Applications to the Malta Financial Services Authority (MFSA) for licences to operate are missing targets set by the regulator.
Data released in response to a Parliamentary Question revealed that over a quarter (26%) of applications received in 2015 were still awaiting a decision six months after submission, and 6% of the 205 applications received were still pending after a year.
This means that licence applications taking more than six months to deal with have increased by eight percentage points since 2010 when 18% of applications took longer than six months.
The figure for 2015 is still better than 2013, however, when applications exceeding six months peaked at 43% (see below).
|Licence applications still pending after six months||
|Licence applications still pending after 12 months||
MFSA chairman Joe Bannister told Malta Winds that surges in applications could be difficult to manage, with the team handling applications for the MFSA struggling to fill open job vacancies and process enough applications during the holiday period.
“From time to time we fall behind due to a sudden surge of applications, which shows faith in the jurisdiction by financial services operators,” he said. “We are experiencing this at the moment and staff are working extra hours to catch up, particularly during the holiday period.

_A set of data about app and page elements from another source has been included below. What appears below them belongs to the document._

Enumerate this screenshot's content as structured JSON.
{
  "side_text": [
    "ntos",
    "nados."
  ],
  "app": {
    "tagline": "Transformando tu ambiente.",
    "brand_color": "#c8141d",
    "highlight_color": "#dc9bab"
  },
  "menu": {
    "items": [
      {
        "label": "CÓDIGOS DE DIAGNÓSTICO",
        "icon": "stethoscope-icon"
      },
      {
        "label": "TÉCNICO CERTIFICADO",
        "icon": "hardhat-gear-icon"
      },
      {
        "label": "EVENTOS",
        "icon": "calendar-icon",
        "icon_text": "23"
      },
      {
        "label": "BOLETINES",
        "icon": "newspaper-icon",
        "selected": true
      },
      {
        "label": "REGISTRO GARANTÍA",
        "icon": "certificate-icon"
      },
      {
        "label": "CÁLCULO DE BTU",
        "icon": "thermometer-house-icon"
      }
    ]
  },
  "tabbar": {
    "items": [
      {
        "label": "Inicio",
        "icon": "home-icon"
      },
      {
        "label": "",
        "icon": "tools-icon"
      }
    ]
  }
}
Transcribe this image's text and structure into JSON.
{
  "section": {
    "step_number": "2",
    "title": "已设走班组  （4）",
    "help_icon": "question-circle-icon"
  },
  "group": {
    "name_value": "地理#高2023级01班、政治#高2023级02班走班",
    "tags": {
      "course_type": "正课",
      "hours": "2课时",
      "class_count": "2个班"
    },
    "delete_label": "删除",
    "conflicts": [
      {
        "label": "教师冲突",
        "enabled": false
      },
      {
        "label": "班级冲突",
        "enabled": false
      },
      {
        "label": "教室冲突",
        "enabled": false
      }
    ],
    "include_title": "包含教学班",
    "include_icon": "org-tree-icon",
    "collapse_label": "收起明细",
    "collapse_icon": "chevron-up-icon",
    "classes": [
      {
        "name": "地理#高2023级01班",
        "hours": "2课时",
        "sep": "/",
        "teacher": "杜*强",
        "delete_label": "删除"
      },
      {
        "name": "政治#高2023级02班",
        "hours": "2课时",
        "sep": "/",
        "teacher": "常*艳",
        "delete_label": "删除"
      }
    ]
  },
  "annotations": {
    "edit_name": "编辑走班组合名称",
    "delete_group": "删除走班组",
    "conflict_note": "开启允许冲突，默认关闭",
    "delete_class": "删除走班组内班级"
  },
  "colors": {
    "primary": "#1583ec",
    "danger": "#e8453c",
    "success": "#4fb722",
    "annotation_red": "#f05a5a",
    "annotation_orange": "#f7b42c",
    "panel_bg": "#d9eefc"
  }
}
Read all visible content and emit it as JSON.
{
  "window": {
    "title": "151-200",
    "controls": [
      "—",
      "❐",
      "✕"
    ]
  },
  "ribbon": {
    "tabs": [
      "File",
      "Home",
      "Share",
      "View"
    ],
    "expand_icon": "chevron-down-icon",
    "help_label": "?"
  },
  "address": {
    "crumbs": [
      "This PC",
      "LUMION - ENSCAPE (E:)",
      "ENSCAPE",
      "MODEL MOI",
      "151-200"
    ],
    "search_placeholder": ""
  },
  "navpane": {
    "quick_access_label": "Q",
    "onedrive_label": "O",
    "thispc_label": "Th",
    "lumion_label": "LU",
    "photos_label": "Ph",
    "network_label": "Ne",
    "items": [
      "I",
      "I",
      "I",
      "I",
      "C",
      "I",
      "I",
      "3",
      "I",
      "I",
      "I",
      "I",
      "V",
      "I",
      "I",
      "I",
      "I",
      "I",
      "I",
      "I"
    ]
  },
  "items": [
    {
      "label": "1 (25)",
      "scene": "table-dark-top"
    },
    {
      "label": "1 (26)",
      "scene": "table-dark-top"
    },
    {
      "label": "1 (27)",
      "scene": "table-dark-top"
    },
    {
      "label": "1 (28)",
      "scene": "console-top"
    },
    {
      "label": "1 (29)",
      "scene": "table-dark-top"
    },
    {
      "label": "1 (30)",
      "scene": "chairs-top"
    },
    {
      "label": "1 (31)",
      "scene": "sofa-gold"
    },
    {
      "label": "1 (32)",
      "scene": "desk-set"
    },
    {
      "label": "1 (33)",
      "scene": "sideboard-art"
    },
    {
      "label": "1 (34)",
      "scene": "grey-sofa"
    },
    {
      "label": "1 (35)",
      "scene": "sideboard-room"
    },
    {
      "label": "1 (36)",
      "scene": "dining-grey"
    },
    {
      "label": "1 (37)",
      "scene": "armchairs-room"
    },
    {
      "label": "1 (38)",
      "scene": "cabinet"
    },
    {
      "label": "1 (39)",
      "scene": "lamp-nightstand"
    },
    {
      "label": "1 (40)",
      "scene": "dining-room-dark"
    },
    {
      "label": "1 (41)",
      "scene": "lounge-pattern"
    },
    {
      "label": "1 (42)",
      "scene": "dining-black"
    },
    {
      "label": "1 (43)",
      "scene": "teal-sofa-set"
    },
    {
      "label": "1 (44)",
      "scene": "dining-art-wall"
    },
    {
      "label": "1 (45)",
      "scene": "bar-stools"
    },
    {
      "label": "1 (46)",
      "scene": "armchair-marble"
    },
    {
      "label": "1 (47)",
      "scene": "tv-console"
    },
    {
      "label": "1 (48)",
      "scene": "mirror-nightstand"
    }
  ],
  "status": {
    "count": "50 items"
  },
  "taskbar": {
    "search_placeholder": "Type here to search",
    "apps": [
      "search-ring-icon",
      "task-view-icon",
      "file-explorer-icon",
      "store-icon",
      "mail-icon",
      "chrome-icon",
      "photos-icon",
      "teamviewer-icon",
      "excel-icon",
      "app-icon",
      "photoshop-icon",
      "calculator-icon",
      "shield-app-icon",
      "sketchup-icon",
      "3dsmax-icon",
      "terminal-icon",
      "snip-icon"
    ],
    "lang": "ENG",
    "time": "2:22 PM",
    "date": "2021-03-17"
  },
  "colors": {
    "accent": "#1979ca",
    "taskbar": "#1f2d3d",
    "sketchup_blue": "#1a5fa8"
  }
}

“There are also a number of vacancies which are taking their time to fill.”
Bannister said that applications are also sometimes delayed because of incomplete information provided by the applicant.
“Because of our direct interaction by meeting applicants individually we tend to receive applications in bits and pieces, sometimes over a period of six months,” he said. “However, it is an open question as to when the submission date is – when the first sections of an application is received or when we receive the final submissions.
“Sometimes applicants also take a long time to reply to our request for clarifications or do not reply to requests for information, and it is unclear whether they have abandoned the application or not but the file has to be kept open for about six months.
“In a lot cases we are dependent on replies from the promoters themselves and also from other regulatory authorities abroad. We carry out an extensive due diligence, because ultimately we have the reputation of the jurisdiction to protect.”
He continued: “We also have to be careful because where we are heading for a rejection the applicant can seek redress through the financial services tribunal, which is independent of the MFSA.”
The MFSA did confirm that the regulator was undergoing a review of the application process to streamline the handling of applications, something Bannister expects to be completed shortly. The regulator has also launched a new fund structure for alternative investment funds, where applications are currently being processed within 10 days of being received.
Bannister added that the figures revealed through the parliamentary question did not reveal the full picture as, while applications for securities needed to be completed within three months, other operations have a longer time limit, such as banking, for which applications need to be completed within six months.
“Unfortunately the Parliamentary Question only gives numbers and no explanations so it is easy to draw conclusions without knowledge of the facts,” he said. “The MFSA promises to deliver to a three month time scale but please note this only applies to securities and not to other areas of financial services.
“There is no intention of misleading promoters or going to a six month period. In all instances we try to work to the time scales requested by applicants.”